RN Registered Nurses take care of people who are sick, injured, convalescent or disabled. They care for patients by assessing, planning, intervention, implementation and evaluation, under general supervision, and in accordance with established practices and philosophy. Registered Nurses work with other professionals to ensure patient care is delivered effectively to achieve desired patient outcomes. The RN must effectively interact with the patient and family members while maintaining the standard of professional nursing. There are many travel assignments and jobs available for the Registered Nurse as the Bureau of Labor Statistics notes that nursing is one of the top 10 occupations with the largest job growth. Where would you like to visit? Work in a great environment and enjoy free time seeing places you have always wanted to visit. Many great opportunities await the Registered Nurse in today’s market!
The Rehabilitation Registered Nurse works with a wide range of patients populations and types, ranging from the patient who just had joint replacement surgery, the patient who has suffered a stroke, those with occupational or sports injuries, and some with severe spinal cord injuries or other chronic, progressive conditions such as multiple sclerosis. The nature and stage of the patient’s condition will guide the goals of rehabilitation, which may be to prevent secondary disability, return patients to their former functioning state, improve the body functions or help the patient adapt to a new way of functioning. The primary goal of Rehabilitation Nursing is to help the patient attain or maintain maximum function. Some rehab patients may be learning to live an altered lifestyle because of increasing disability or permanent injury. The Rehab nurse will help the patient to adapt physically and emotionally to lifestyle changes and teach them new skills and providing them with nursing care.
Skills of the Rehab RN
Educating patients and helping them with the adjustments necessary to support their health. Educating the patients about disease, injuries and related disabilities as well as self-care skills.

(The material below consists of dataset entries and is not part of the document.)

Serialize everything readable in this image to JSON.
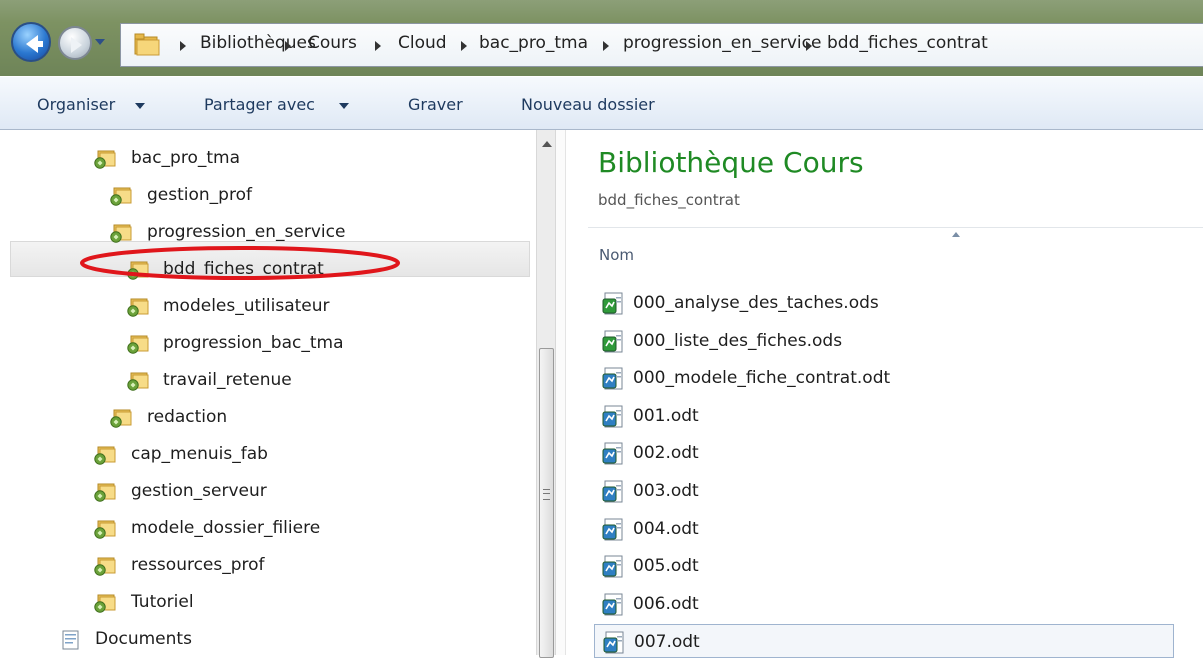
{
  "breadcrumb": [
    "Bibliothèques",
    "Cours",
    "Cloud",
    "bac_pro_tma",
    "progression_en_service",
    "bdd_fiches_contrat"
  ],
  "toolbar": {
    "organize": "Organiser",
    "share": "Partager avec",
    "burn": "Graver",
    "new_folder": "Nouveau dossier"
  },
  "tree": [
    {
      "label": "bac_pro_tma",
      "level": 1,
      "icon": "library-folder-icon"
    },
    {
      "label": "gestion_prof",
      "level": 2,
      "icon": "library-folder-icon"
    },
    {
      "label": "progression_en_service",
      "level": 2,
      "icon": "library-folder-icon"
    },
    {
      "label": "bdd_fiches_contrat",
      "level": 3,
      "icon": "library-folder-icon",
      "selected": true,
      "highlighted": true
    },
    {
      "label": "modeles_utilisateur",
      "level": 3,
      "icon": "library-folder-icon"
    },
    {
      "label": "progression_bac_tma",
      "level": 3,
      "icon": "library-folder-icon"
    },
    {
      "label": "travail_retenue",
      "level": 3,
      "icon": "library-folder-icon"
    },
    {
      "label": "redaction",
      "level": 2,
      "icon": "library-folder-icon"
    },
    {
      "label": "cap_menuis_fab",
      "level": 1,
      "icon": "library-folder-icon"
    },
    {
      "label": "gestion_serveur",
      "level": 1,
      "icon": "library-folder-icon"
    },
    {
      "label": "modele_dossier_filiere",
      "level": 1,
      "icon": "library-folder-icon"
    },
    {
      "label": "ressources_prof",
      "level": 1,
      "icon": "library-folder-icon"
    },
    {
      "label": "Tutoriel",
      "level": 1,
      "icon": "library-folder-icon"
    },
    {
      "label": "Documents",
      "level": 0,
      "icon": "documents-library-icon"
    }
  ],
  "library": {
    "title": "Bibliothèque Cours",
    "subtitle": "bdd_fiches_contrat"
  },
  "columns": {
    "name": "Nom"
  },
  "files": [
    {
      "name": "000_analyse_des_taches.ods",
      "icon": "spreadsheet-file-icon"
    },
    {
      "name": "000_liste_des_fiches.ods",
      "icon": "spreadsheet-file-icon"
    },
    {
      "name": "000_modele_fiche_contrat.odt",
      "icon": "text-document-file-icon"
    },
    {
      "name": "001.odt",
      "icon": "text-document-file-icon"
    },
    {
      "name": "002.odt",
      "icon": "text-document-file-icon"
    },
    {
      "name": "003.odt",
      "icon": "text-document-file-icon"
    },
    {
      "name": "004.odt",
      "icon": "text-document-file-icon"
    },
    {
      "name": "005.odt",
      "icon": "text-document-file-icon"
    },
    {
      "name": "006.odt",
      "icon": "text-document-file-icon"
    },
    {
      "name": "007.odt",
      "icon": "text-document-file-icon",
      "focused": true
    }
  ],
  "colors": {
    "library_title": "#1f8a24",
    "highlight_ellipse": "#e0161b",
    "toolbar_text": "#1e3a5f"
  }
}
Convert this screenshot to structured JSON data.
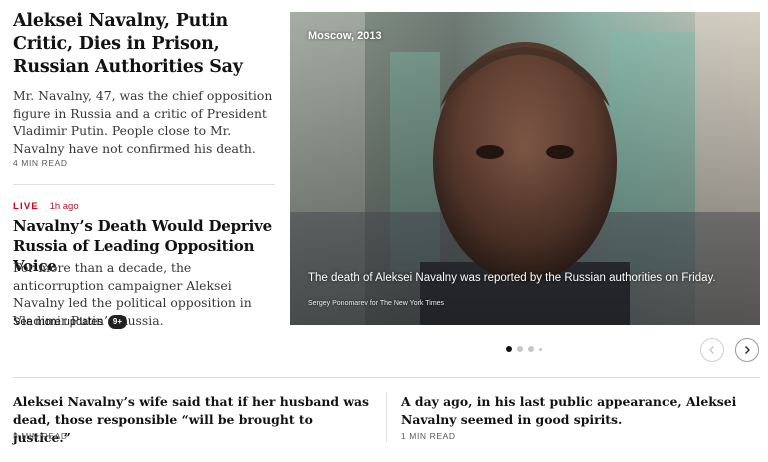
{
  "lead_story": {
    "headline": "Aleksei Navalny, Putin Critic, Dies in Prison, Russian Authorities Say",
    "summary": "Mr. Navalny, 47, was the chief opposition figure in Russia and a critic of President Vladimir Putin. People close to Mr. Navalny have not confirmed his death.",
    "read_time": "4 MIN READ"
  },
  "live_story": {
    "live_label": "LIVE",
    "time_ago": "1h ago",
    "headline": "Navalny’s Death Would Deprive Russia of Leading Opposition Voice",
    "summary": "For more than a decade, the anticorruption campaigner Aleksei Navalny led the political opposition in Vladimir Putin’s Russia.",
    "updates_label": "See more updates",
    "updates_badge": "9+"
  },
  "photo": {
    "location": "Moscow, 2013",
    "caption": "The death of Aleksei Navalny was reported by the Russian authorities on Friday.",
    "credit": "Sergey Ponomarev for The New York Times"
  },
  "carousel": {
    "prev_icon": "chevron-left-icon",
    "next_icon": "chevron-right-icon",
    "active_index": 0,
    "dot_count": 4
  },
  "bottom_stories": [
    {
      "headline": "Aleksei Navalny’s wife said that if her husband was dead, those responsible “will be brought to justice.”",
      "read_time": "3 MIN READ"
    },
    {
      "headline": "A day ago, in his last public appearance, Aleksei Navalny seemed in good spirits.",
      "read_time": "1 MIN READ"
    }
  ],
  "colors": {
    "live_red": "#d0021b",
    "text": "#121212"
  }
}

Collaborating with other disciplines such as occupational and physical therapy and reinforcing the teaching of these professionals and coordinating the care of the patient.

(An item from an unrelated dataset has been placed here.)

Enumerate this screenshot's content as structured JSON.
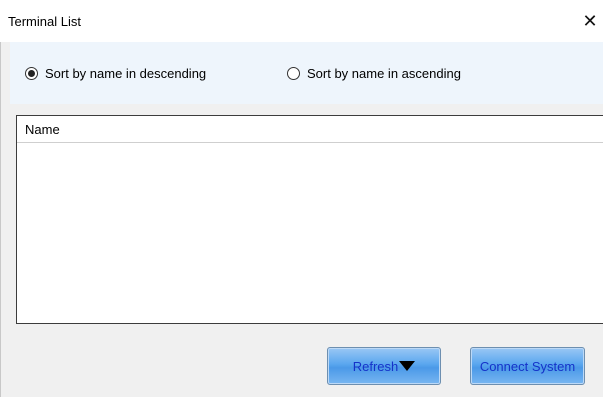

Supporting adaptive capabilities
Treating changes in the functional ability and lifestyle of patients dealing with disability, injury and chronic illness
Promoting independence that is achievable for the patient and helping the patient accept their “new normal”

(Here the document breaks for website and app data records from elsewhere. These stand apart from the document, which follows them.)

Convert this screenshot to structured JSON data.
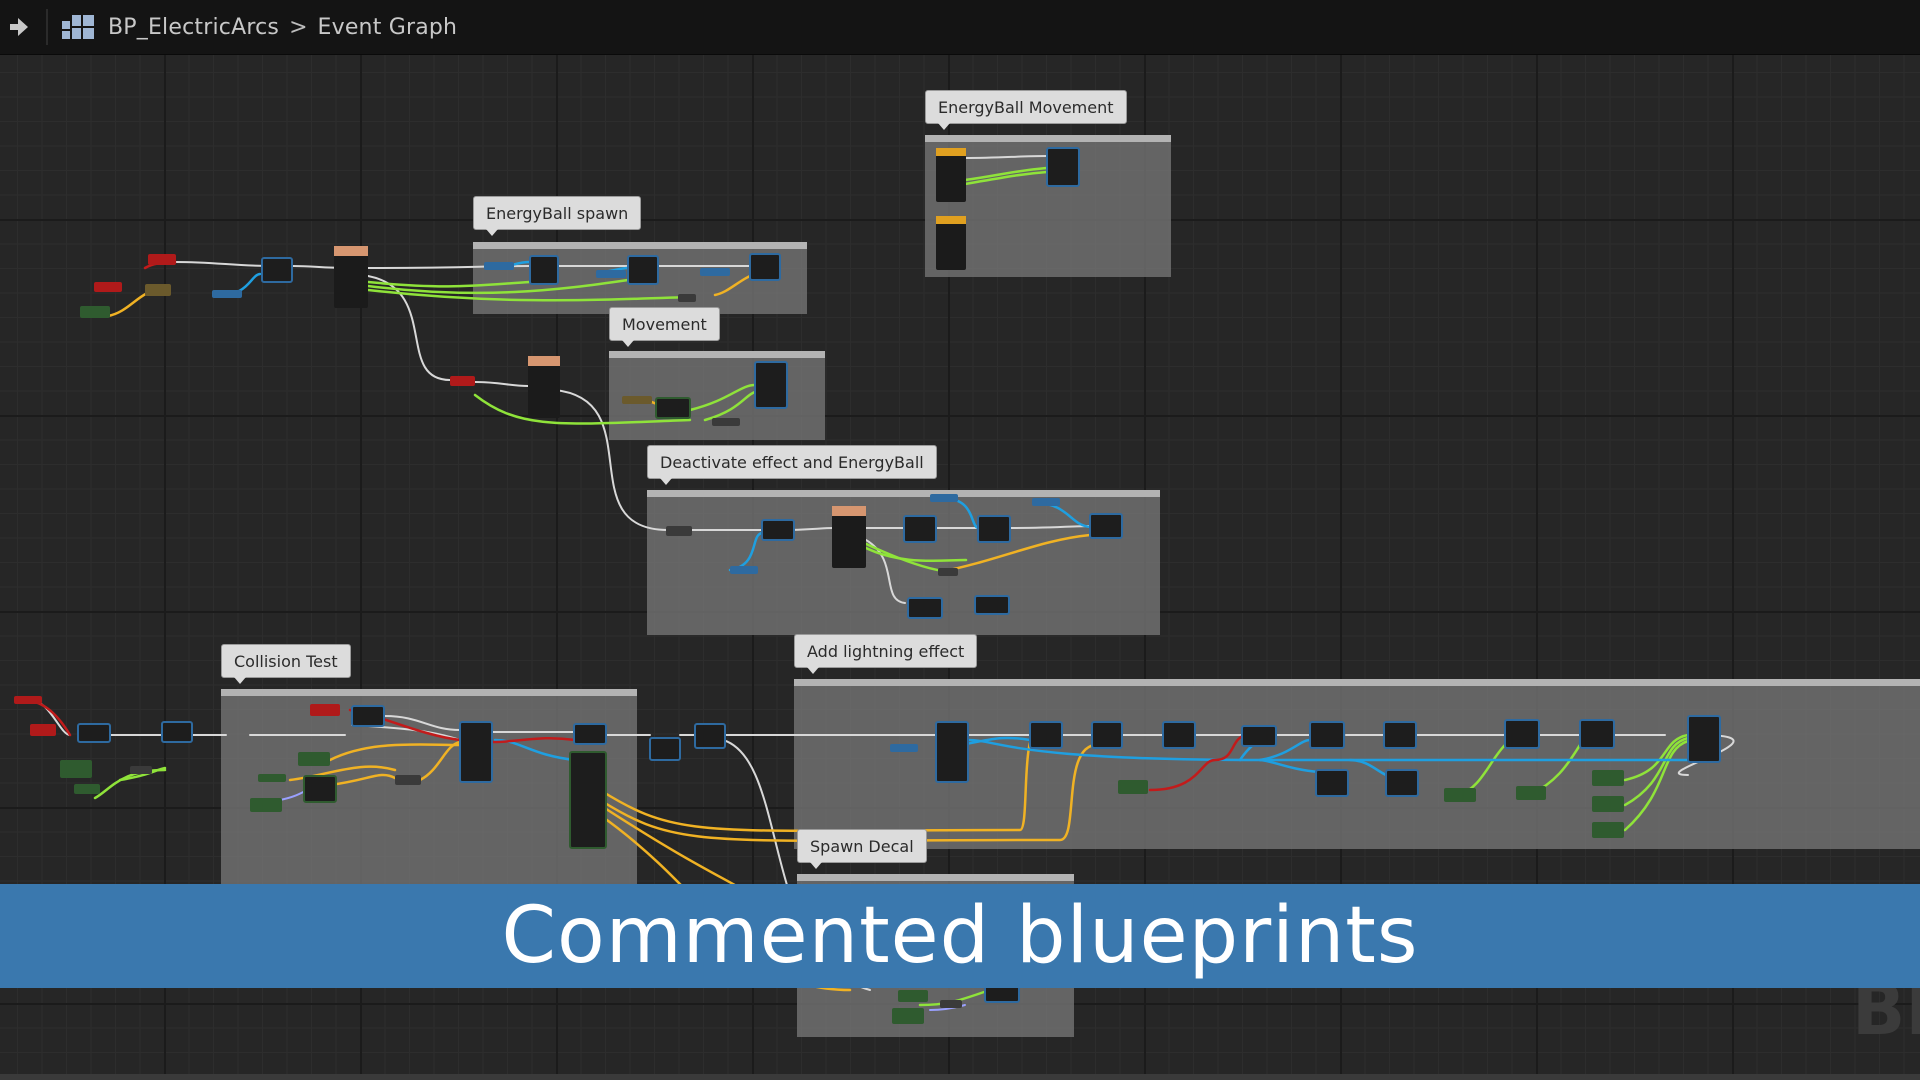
{
  "header": {
    "blueprint_name": "BP_ElectricArcs",
    "separator": ">",
    "graph_name": "Event Graph",
    "back_icon": "arrow-right-icon",
    "blueprint_icon": "blueprint-icon"
  },
  "comments": [
    {
      "id": "energyball-movement",
      "label": "EnergyBall Movement"
    },
    {
      "id": "energyball-spawn",
      "label": "EnergyBall spawn"
    },
    {
      "id": "movement",
      "label": "Movement"
    },
    {
      "id": "deactivate",
      "label": "Deactivate effect and EnergyBall"
    },
    {
      "id": "collision-test",
      "label": "Collision Test"
    },
    {
      "id": "add-lightning",
      "label": "Add lightning effect"
    },
    {
      "id": "spawn-decal",
      "label": "Spawn Decal"
    }
  ],
  "banner": {
    "text": "Commented blueprints"
  },
  "watermark": {
    "text": "BL"
  },
  "colors": {
    "background": "#262626",
    "exec_wire": "#d8d8d8",
    "green_wire": "#8fe33a",
    "yellow_wire": "#f0b224",
    "blue_wire": "#1f9fe0",
    "red_wire": "#c21b1b",
    "banner": "#3a78ae"
  }
}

Providing compassionate, holistic and comprehensive end-of-life care for patients with life-limiting conditions
The Rehabilitation RN practices in a variety of settings which may include clinics, hospitals, rehabilitation facilities, long term care facilities and the patient’s home. Rehab RNs also may work for educational institutions, private companies, insurance companies or in private practice. There are also outpatient and specialty rehab facilities providing services ranging from acute to convalescent care.
The daily tasks of the Rehab RN may consist of providing direct care to the patient or supervising the activities of other staff members in order to prevent complications and maintain functions such as the ability to move, eat or perform daily living tasks. A Rehab RN may help the patient exercise, provide proper skin care to aid in prevention of skin breakdown and ensure the patient is property positioned to prevent joints from becoming immobile. Illness and injuries may also cause changes in bowel, bladder or respiratory functions. The Rehab Nurse will teach the patient how to self-manage these conditions if possible.